(The task)
Pull out every line below holding the word "Gain".

[Opening Data for processing section]

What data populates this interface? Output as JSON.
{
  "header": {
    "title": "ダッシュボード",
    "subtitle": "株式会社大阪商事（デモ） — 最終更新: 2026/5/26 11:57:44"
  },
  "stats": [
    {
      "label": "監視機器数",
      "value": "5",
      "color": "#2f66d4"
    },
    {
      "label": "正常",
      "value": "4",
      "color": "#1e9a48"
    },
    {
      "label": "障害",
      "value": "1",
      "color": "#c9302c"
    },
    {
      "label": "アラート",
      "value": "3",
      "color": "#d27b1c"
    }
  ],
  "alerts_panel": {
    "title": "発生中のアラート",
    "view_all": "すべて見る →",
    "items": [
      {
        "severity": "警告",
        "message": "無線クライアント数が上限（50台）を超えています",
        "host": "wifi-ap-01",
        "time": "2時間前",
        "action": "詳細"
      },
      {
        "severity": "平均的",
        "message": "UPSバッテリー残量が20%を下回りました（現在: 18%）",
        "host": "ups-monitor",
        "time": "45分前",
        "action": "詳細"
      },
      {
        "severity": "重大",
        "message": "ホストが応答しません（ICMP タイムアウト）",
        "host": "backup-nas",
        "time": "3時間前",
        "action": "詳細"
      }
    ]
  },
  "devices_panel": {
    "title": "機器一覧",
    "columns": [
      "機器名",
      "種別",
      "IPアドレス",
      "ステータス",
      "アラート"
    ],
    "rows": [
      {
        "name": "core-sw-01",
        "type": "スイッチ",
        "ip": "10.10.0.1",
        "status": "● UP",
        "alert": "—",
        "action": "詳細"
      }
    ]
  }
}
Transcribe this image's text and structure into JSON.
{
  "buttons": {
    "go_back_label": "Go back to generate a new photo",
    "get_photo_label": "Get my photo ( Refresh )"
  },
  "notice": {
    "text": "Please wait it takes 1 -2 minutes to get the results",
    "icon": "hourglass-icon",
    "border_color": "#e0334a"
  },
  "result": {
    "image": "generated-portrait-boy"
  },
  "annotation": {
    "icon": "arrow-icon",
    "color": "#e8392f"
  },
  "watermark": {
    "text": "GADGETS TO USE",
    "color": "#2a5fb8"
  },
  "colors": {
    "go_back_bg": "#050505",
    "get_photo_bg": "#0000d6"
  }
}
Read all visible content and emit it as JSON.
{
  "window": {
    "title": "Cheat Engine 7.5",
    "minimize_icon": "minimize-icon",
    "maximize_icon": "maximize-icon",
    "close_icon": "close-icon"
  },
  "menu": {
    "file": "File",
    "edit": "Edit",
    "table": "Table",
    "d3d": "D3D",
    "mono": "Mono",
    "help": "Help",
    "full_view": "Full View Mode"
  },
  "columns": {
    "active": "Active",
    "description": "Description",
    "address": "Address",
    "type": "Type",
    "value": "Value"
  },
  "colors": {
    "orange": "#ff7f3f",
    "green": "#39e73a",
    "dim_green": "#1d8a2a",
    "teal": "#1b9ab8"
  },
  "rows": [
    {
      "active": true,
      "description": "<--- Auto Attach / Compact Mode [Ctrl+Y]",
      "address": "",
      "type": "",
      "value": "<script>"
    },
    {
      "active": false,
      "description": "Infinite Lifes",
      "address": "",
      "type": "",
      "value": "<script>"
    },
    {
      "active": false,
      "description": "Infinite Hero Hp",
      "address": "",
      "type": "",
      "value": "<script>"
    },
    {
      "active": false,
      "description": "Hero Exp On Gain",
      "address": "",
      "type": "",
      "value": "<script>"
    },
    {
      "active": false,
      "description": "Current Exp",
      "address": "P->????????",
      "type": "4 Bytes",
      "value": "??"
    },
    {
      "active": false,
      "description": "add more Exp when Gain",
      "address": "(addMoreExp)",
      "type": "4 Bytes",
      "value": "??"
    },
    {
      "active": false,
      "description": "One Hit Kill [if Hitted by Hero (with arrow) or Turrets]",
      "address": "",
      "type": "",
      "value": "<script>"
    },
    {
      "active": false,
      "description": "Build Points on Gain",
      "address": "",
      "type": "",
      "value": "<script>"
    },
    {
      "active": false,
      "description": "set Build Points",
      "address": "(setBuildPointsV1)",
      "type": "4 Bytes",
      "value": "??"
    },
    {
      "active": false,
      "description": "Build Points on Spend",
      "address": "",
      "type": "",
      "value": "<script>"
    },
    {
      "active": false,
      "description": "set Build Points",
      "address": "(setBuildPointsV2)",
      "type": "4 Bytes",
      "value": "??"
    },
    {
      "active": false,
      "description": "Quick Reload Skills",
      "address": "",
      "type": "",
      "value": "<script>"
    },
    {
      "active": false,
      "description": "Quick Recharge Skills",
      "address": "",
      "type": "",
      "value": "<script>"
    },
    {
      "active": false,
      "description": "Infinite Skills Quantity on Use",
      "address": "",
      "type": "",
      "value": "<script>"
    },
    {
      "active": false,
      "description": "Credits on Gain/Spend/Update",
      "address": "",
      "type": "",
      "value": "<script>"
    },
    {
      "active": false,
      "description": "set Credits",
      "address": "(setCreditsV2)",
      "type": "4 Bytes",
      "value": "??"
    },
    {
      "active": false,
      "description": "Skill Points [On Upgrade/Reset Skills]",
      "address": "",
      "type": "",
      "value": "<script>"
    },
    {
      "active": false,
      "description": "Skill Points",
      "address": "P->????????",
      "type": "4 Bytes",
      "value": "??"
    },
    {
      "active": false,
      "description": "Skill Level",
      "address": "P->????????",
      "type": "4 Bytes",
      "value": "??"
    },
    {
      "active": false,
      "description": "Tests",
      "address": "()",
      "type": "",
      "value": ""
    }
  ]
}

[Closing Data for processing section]

(Output for this exercise)
      "description": "Hero Exp On Gain",
      "description": "add more Exp when Gain",
      "description": "Build Points on Gain",
      "description": "Credits on Gain/Spend/Update",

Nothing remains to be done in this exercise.